- WORK ORDER
Return each line below holding the string "label".

-=-=-=-=-

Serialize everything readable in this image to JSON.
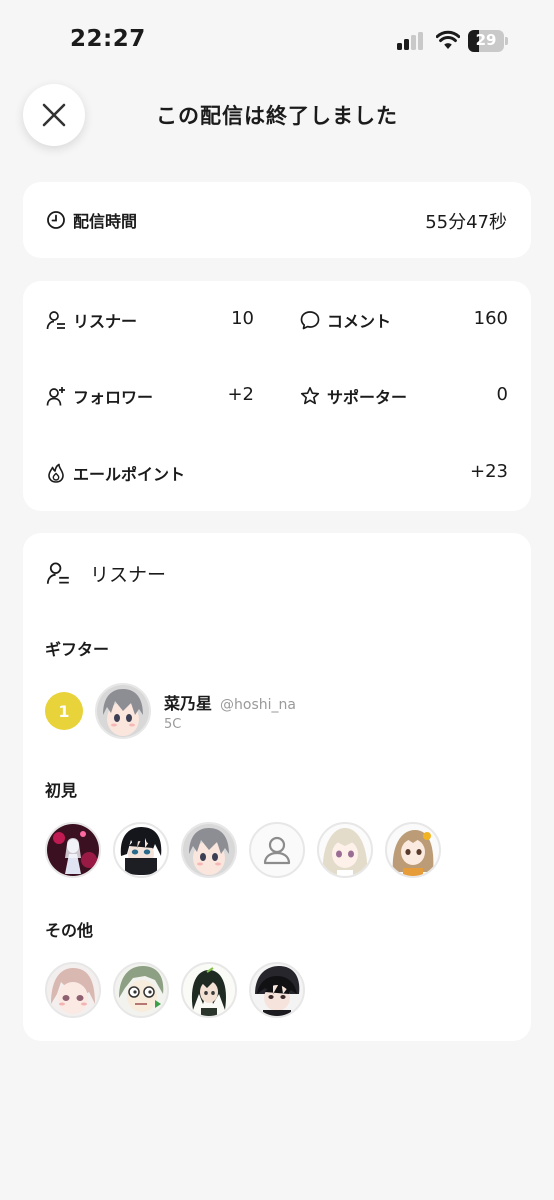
{
  "status": {
    "time": "22:27",
    "battery": "29"
  },
  "header": {
    "title": "この配信は終了しました"
  },
  "duration": {
    "label": "配信時間",
    "value": "55分47秒"
  },
  "stats": {
    "listeners": {
      "label": "リスナー",
      "value": "10"
    },
    "comments": {
      "label": "コメント",
      "value": "160"
    },
    "followers": {
      "label": "フォロワー",
      "value": "+2"
    },
    "supporters": {
      "label": "サポーター",
      "value": "0"
    },
    "ale_points": {
      "label": "エールポイント",
      "value": "+23"
    }
  },
  "listener_section": {
    "title": "リスナー",
    "gifter_heading": "ギフター",
    "gifter": {
      "rank": "1",
      "name": "菜乃星",
      "handle": "@hoshi_na",
      "amount": "5C"
    },
    "first_time_heading": "初見",
    "others_heading": "その他"
  },
  "icons": {
    "close": "close-icon",
    "clock": "clock-icon",
    "listener": "person-lines-icon",
    "comment": "speech-bubble-icon",
    "follower": "person-plus-icon",
    "supporter": "star-icon",
    "ale": "flame-icon",
    "default_avatar": "person-icon"
  }
}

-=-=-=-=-

- RESPONSE TO THIS EXERCISE
    "label": "配信時間",
      "label": "リスナー",
      "label": "コメント",
      "label": "フォロワー",
      "label": "サポーター",
      "label": "エールポイント",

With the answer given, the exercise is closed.